* **REQUIREMENT**: Reproduce the following data exactly, minus any images.

(Records drawn from a dataset)
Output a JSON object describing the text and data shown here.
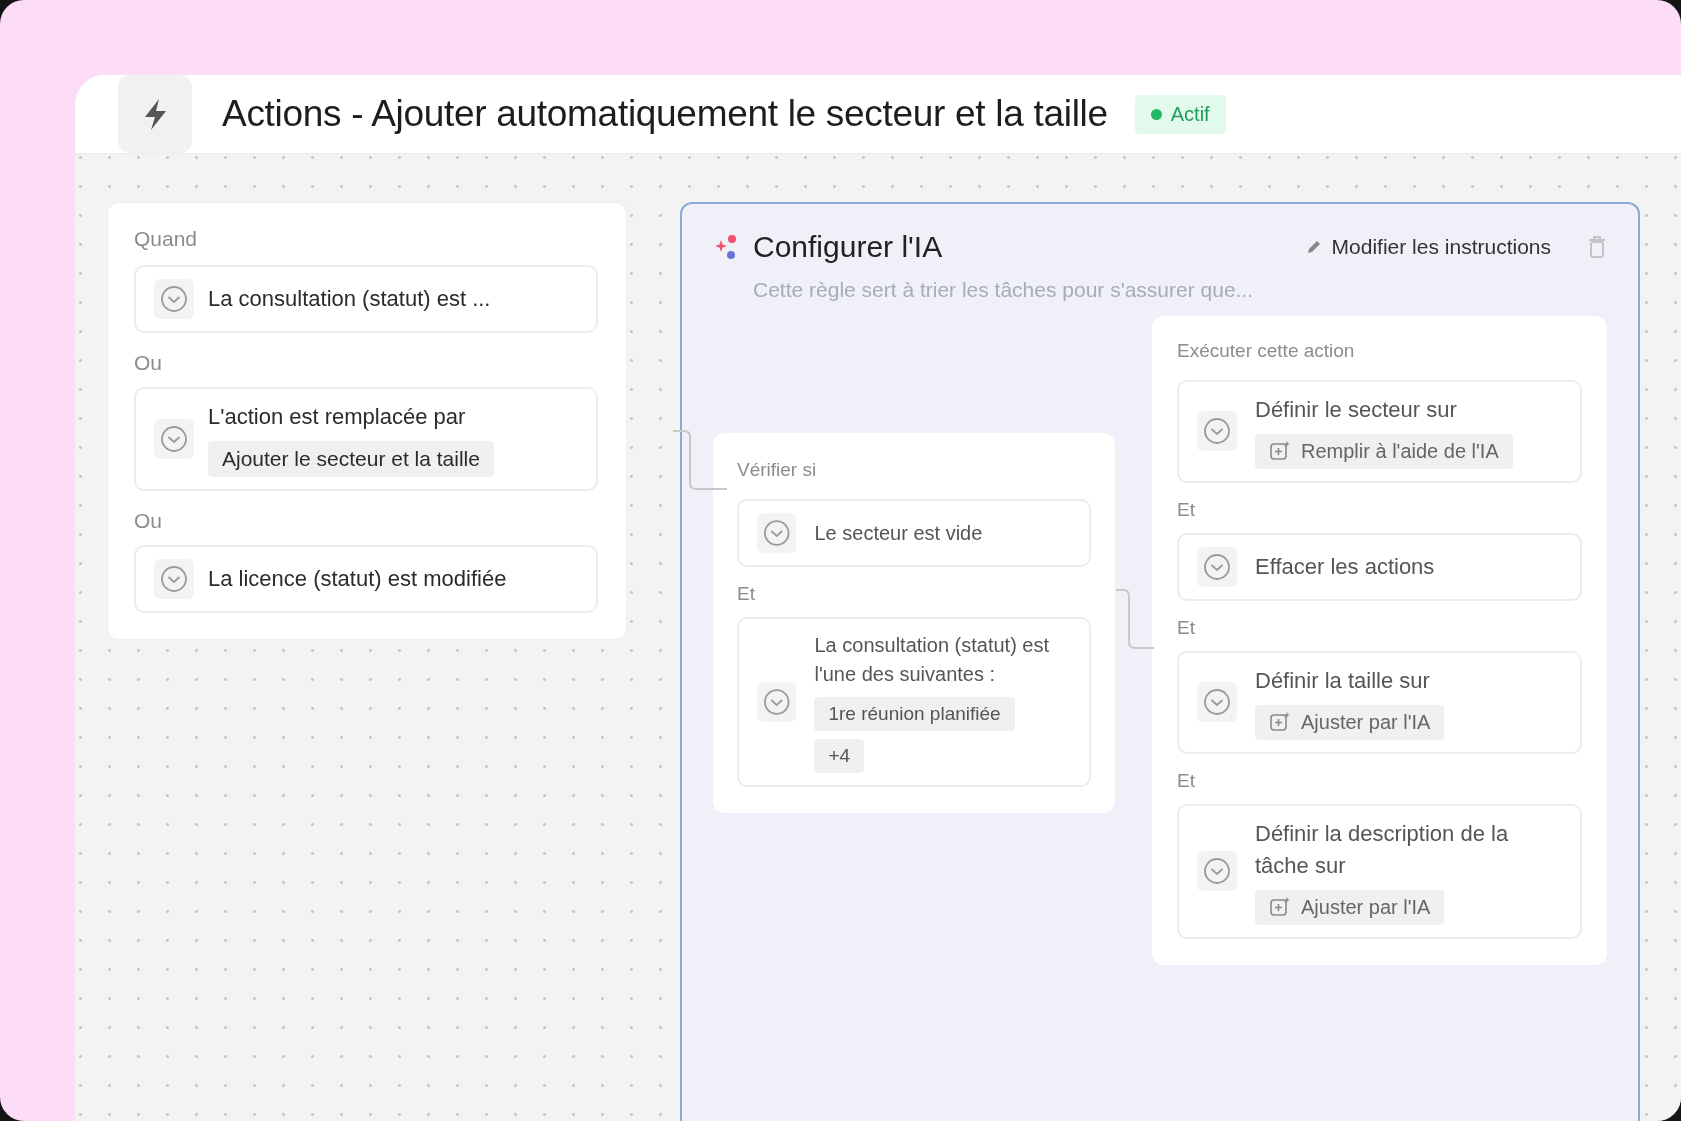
{
  "header": {
    "title": "Actions - Ajouter automatiquement le secteur et la taille",
    "status": {
      "label": "Actif",
      "active": true
    }
  },
  "trigger": {
    "label": "Quand",
    "conditions": [
      {
        "text": "La consultation (statut) est ..."
      },
      {
        "joiner": "Ou",
        "text": "L'action est remplacée par",
        "chips": [
          {
            "text": "Ajouter le secteur et la taille"
          }
        ]
      },
      {
        "joiner": "Ou",
        "text": "La licence (statut) est modifiée"
      }
    ]
  },
  "ai_panel": {
    "title": "Configurer l'IA",
    "edit_link": "Modifier les instructions",
    "description": "Cette règle sert à trier les tâches pour s'assurer que...",
    "check": {
      "label": "Vérifier si",
      "conditions": [
        {
          "text": "Le secteur est vide"
        },
        {
          "joiner": "Et",
          "text": "La consultation (statut) est l'une des suivantes :",
          "chips": [
            {
              "text": "1re réunion planifiée"
            },
            {
              "text": "+4"
            }
          ]
        }
      ]
    },
    "actions": {
      "label": "Exécuter cette action",
      "items": [
        {
          "text": "Définir le secteur sur",
          "chips": [
            {
              "text": "Remplir à l'aide de l'IA",
              "ai": true
            }
          ]
        },
        {
          "joiner": "Et",
          "text": "Effacer les actions"
        },
        {
          "joiner": "Et",
          "text": "Définir la taille sur",
          "chips": [
            {
              "text": "Ajuster par l'IA",
              "ai": true
            }
          ]
        },
        {
          "joiner": "Et",
          "text": "Définir la description de la tâche sur",
          "chips": [
            {
              "text": "Ajuster par l'IA",
              "ai": true
            }
          ]
        }
      ]
    }
  }
}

* **RESULT BELOW**:
Output a JSON object describing the text and data shown here.
{
  "header": {
    "title": "Actions - Ajouter automatiquement le secteur et la taille",
    "status": {
      "label": "Actif",
      "active": true
    }
  },
  "trigger": {
    "label": "Quand",
    "conditions": [
      {
        "text": "La consultation (statut) est ..."
      },
      {
        "joiner": "Ou",
        "text": "L'action est remplacée par",
        "chips": [
          {
            "text": "Ajouter le secteur et la taille"
          }
        ]
      },
      {
        "joiner": "Ou",
        "text": "La licence (statut) est modifiée"
      }
    ]
  },
  "ai_panel": {
    "title": "Configurer l'IA",
    "edit_link": "Modifier les instructions",
    "description": "Cette règle sert à trier les tâches pour s'assurer que...",
    "check": {
      "label": "Vérifier si",
      "conditions": [
        {
          "text": "Le secteur est vide"
        },
        {
          "joiner": "Et",
          "text": "La consultation (statut) est l'une des suivantes :",
          "chips": [
            {
              "text": "1re réunion planifiée"
            },
            {
              "text": "+4"
            }
          ]
        }
      ]
    },
    "actions": {
      "label": "Exécuter cette action",
      "items": [
        {
          "text": "Définir le secteur sur",
          "chips": [
            {
              "text": "Remplir à l'aide de l'IA",
              "ai": true
            }
          ]
        },
        {
          "joiner": "Et",
          "text": "Effacer les actions"
        },
        {
          "joiner": "Et",
          "text": "Définir la taille sur",
          "chips": [
            {
              "text": "Ajuster par l'IA",
              "ai": true
            }
          ]
        },
        {
          "joiner": "Et",
          "text": "Définir la description de la tâche sur",
          "chips": [
            {
              "text": "Ajuster par l'IA",
              "ai": true
            }
          ]
        }
      ]
    }
  }
}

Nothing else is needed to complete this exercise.